─── INFORMATION GIVEN

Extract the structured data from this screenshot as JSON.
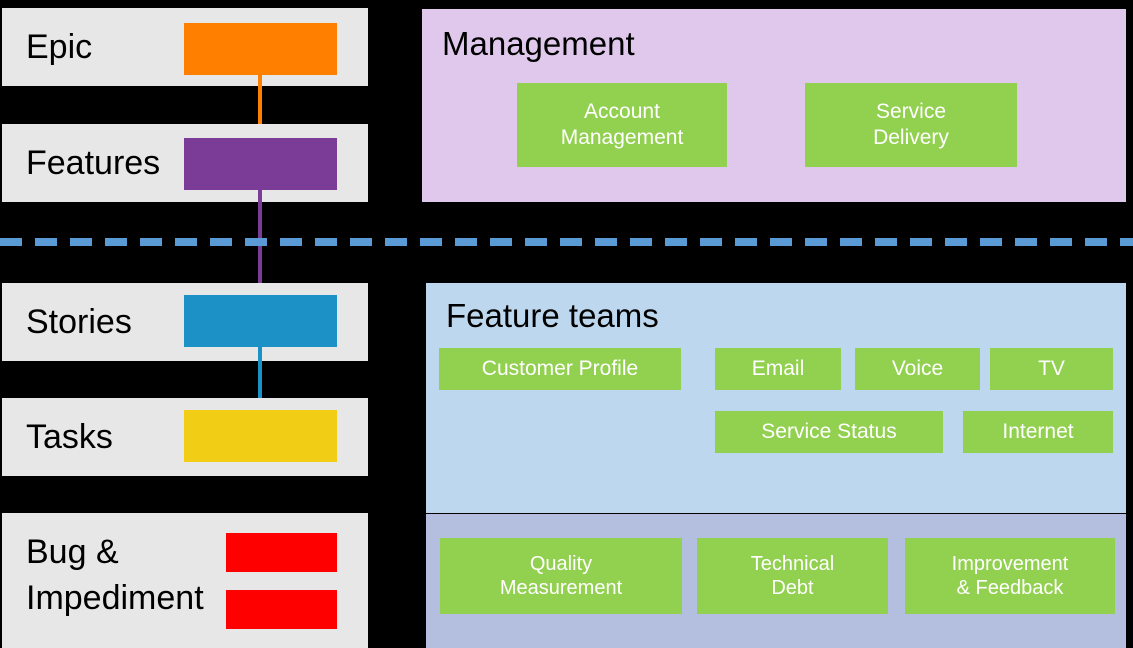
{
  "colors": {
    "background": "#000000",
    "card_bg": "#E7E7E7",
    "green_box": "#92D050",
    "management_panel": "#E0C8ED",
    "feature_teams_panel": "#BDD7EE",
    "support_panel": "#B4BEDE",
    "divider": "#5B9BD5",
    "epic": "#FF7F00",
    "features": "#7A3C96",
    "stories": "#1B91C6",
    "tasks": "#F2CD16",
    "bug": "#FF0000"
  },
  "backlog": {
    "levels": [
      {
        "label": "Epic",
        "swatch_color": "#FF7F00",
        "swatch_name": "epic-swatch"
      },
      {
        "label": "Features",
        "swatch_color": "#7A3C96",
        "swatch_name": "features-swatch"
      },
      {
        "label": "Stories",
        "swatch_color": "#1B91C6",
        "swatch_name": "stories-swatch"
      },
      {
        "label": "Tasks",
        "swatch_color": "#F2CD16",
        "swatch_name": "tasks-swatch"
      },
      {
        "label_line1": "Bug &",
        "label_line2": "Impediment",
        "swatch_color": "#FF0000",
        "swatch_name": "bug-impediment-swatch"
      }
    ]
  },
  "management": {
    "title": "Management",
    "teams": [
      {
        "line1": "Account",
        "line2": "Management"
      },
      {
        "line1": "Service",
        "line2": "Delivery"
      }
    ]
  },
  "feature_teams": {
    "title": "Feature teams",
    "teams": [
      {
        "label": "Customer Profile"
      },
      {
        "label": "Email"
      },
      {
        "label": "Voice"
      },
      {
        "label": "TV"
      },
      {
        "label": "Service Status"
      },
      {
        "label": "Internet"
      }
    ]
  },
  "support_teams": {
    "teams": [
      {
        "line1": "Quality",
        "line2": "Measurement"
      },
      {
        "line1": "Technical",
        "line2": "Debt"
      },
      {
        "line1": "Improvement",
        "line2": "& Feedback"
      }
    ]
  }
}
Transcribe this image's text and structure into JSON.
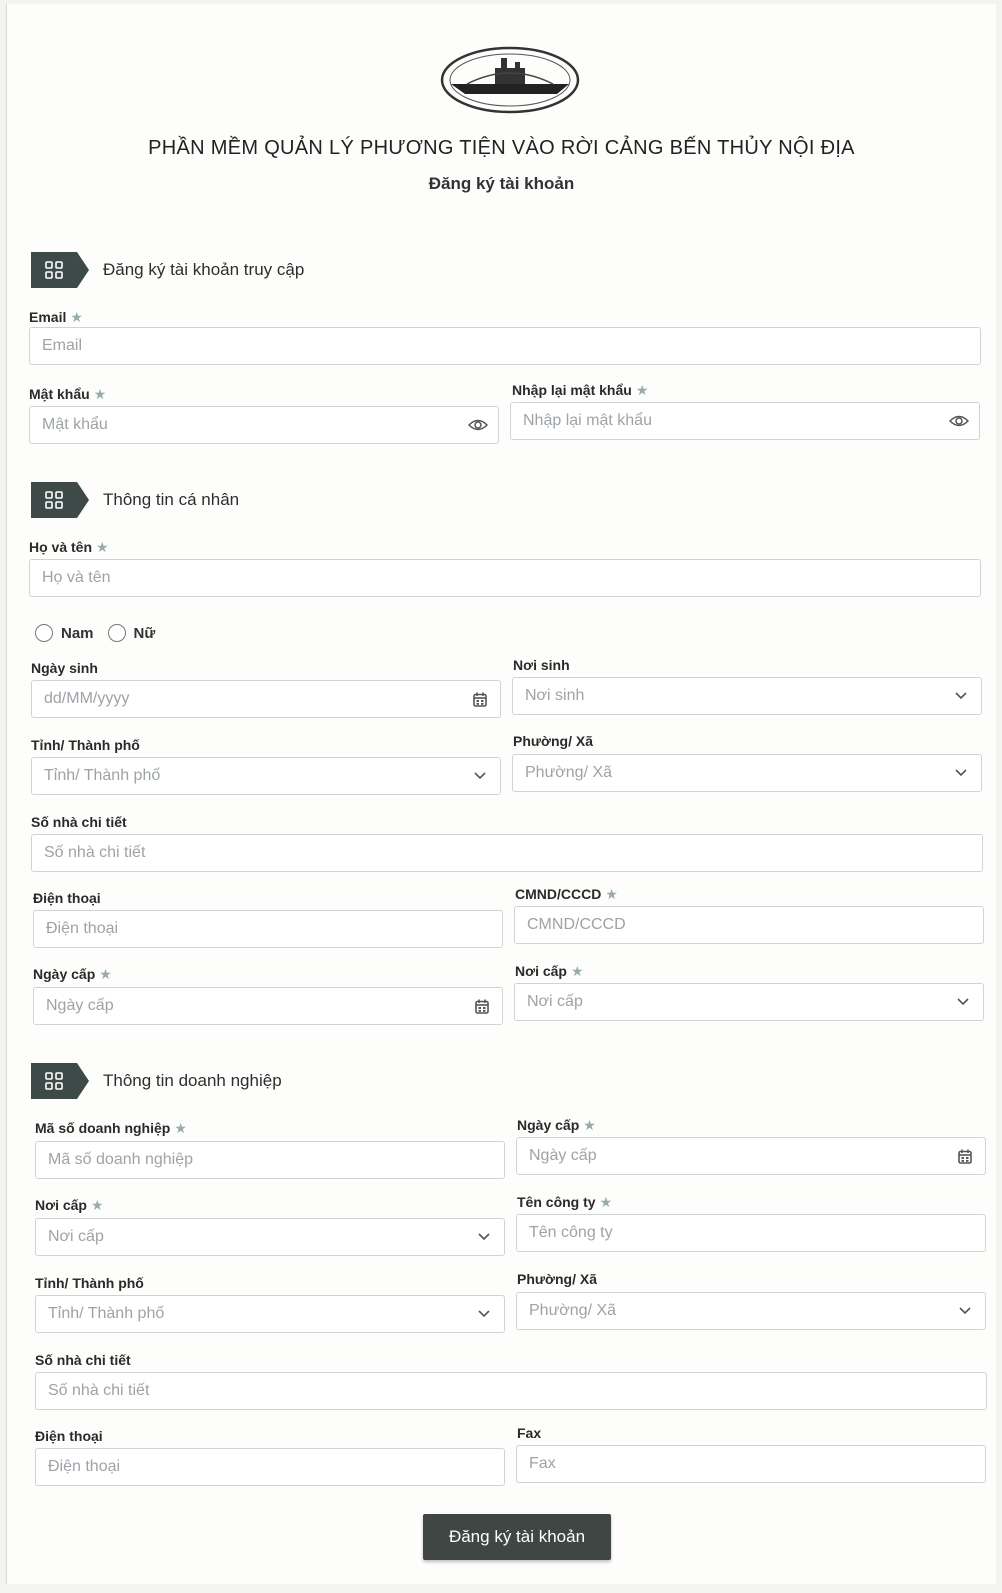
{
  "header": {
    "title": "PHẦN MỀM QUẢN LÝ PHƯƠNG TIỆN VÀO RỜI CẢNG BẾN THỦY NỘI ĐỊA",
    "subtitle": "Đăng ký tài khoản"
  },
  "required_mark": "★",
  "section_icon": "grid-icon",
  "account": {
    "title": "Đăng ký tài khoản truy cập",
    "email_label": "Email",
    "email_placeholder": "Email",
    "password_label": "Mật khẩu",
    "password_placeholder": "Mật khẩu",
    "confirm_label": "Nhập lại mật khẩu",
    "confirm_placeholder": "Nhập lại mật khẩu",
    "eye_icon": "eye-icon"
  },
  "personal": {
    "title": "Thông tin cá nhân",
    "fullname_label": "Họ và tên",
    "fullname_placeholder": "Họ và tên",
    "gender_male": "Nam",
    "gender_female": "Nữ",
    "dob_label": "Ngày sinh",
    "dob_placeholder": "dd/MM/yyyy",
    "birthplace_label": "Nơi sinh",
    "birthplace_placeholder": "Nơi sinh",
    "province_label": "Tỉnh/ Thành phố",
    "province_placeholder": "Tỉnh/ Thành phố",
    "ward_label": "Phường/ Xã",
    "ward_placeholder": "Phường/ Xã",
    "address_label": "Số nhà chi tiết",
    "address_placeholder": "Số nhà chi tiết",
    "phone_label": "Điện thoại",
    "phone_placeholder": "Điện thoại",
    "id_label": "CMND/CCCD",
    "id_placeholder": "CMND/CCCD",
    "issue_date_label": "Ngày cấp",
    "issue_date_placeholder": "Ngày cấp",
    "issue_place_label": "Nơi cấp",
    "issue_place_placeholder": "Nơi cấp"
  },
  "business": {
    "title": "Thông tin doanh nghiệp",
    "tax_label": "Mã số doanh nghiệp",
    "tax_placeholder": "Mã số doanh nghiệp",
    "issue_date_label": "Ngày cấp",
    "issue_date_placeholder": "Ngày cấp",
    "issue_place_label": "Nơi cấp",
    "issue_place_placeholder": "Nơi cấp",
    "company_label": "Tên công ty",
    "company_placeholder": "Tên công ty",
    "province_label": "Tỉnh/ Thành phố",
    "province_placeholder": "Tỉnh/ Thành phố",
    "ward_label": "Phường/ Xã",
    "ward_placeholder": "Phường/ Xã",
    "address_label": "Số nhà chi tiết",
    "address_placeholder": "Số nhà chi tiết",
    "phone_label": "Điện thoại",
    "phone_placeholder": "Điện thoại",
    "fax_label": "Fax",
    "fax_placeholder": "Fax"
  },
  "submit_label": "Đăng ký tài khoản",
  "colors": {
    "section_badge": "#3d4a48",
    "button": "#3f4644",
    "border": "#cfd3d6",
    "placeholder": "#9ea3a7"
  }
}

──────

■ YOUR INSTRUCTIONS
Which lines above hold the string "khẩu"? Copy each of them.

■ ANSWER FOR THIS EXERCISE
    "password_label": "Mật khẩu",
    "password_placeholder": "Mật khẩu",
    "confirm_label": "Nhập lại mật khẩu",
    "confirm_placeholder": "Nhập lại mật khẩu",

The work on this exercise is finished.